Willem II van Nieulandt was born in Antwerp in 1584; his family moved to Amsterdam shortly thereafter, because of the war with Spain. Willem became the pupil of Jacob Savery in Amsterdam until 1599; in 1601 he went to Rome and worked in the workshop of the famous Flemish landscape painter Paul Bril, whose typical style would prove of great importance in his artistic development. In 1604 he returned to Antwerp, where he joined the guild of Saint Luke. A painter, draughtsman and a poet, he relied upon his memories from his stay in Rome to lend his landscapes and history scenes an antique character.
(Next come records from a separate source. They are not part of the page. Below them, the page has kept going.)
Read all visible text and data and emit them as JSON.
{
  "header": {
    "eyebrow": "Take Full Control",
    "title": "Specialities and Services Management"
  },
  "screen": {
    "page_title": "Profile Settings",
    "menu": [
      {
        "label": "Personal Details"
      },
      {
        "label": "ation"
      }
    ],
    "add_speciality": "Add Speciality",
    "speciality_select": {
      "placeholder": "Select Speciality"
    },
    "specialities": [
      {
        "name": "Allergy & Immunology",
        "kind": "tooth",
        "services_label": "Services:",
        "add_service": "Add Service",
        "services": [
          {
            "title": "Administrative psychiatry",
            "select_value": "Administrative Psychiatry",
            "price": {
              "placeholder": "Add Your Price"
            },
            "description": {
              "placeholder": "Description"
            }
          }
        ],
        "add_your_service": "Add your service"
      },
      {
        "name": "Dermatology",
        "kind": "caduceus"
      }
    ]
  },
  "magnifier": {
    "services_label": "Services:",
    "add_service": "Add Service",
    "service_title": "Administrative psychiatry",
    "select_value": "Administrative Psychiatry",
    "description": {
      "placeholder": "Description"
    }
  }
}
In the present scene, a fictional landscape is depicted, dominated by an enormous temple featuring a truly monumental statue of Jupiter, who is depicted with an eagle, his symbol.
This is, of course, a depiction of one of the seven wonders of the ancient world, all but one of which have sadly been lost. For the temple and the statue, van Nieulandt was inspired by a print by Philippe Galle (1572) after a drawing by Maarten van Heemskerck (Heemskerk 1498 – 1574 Haarlem) from his series of the wonders of the ancient world. The same print inspired the coronation scene which van Nielandt added in the foreground (the only prize at the ancient Olympics, given only to the winner, was a laurel wreath), as the ancient olympics were dedicated to Zeus.
To this, van Nieulandt added new elements, such as the two see-through landscapes on either side of the temple (showing the influence of Paul Bril) and the delightful hustle and bustle of passers-by, worshippers and horse-drawn carriages in and around the temple, which are executed with sparing yet flowing and graceful brushstrokes. As an early work – the copper support is dated 1604 – this painting is an important addition to the oeuvre of Willem II van Nieulandt.